Salmon is traditionally served on Fourth of July in New England, boiled with egg sauce, with new peas, and the very first new potatoes.
It once was plentiful along the eastern seaboard but now the catch is depleted because of overfishing years ago.
Most of our salmon today comes from the Columbia River, Puget Sound, and Alaska.
James Beard, in his cookbooks, tells of the wonderful West Coast salmon from Oregon, his native state.
Beard describes from memory the days when Astoria at the mouth of the Columbia was the center of the salmon industry, a city on piers, with canneries and nets and fishing boats strung along the waterfront as far as the eye could see.
Although West Coast salmon is not as plentiful as it once was I enjoyed it twice on a recent visit to Portland, Oregon and brought back some recipes. Here is one of them. Northwest Salmon Barbecue 1/4 cup butter or margarine, melted 2 tablespoons lemon juice 2 teaspoons minced parsley 1 teaspoon Worcestershire sauce 1/4 teaspoon garlic salt 1/8 teaspoon each pepper and bottled hot pepper sauce 1 2 to 3 pound salmon fillet, thawed, if necessary Combine all ingredients except salmon. Cut heavy-duty aluminum foil at least 2 inches longer than salmon; perforate with a table fork every 2 inches.
Grease foil and place salmon, skin side down, on foil and brush with butter mixture. Form a tent with another piece of heavy-duty foil over salmon and seal edges.
Barbecue over hot coals 8 minutes. Uncover salmon and baste with butter mixture Re-cover with foil and barbecue 7 minutes longer, until salmon flakes easily with a fork.

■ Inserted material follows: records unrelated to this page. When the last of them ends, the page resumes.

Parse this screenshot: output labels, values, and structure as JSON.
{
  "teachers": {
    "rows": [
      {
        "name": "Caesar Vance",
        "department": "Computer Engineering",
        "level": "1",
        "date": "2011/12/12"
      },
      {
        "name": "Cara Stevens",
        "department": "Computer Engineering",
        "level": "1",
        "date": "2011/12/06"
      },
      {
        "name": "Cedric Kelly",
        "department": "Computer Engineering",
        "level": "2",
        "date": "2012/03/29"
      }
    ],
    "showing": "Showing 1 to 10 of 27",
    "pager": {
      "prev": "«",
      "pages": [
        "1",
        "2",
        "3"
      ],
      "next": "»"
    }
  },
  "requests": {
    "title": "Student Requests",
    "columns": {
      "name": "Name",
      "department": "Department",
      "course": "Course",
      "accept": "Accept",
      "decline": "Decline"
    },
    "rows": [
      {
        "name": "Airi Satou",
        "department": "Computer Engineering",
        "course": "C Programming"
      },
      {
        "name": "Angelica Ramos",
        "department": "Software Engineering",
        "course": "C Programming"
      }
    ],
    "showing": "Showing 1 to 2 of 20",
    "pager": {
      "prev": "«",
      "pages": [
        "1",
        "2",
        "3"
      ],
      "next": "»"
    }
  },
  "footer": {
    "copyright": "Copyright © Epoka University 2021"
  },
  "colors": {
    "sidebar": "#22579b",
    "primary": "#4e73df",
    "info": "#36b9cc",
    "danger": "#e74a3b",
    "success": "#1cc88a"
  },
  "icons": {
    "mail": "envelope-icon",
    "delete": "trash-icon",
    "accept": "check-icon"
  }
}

Total time of cooking should be 10 minutes per inch of thickness measured at its thickest part. Baste with remaining butter mixture. Makes about 8 servings.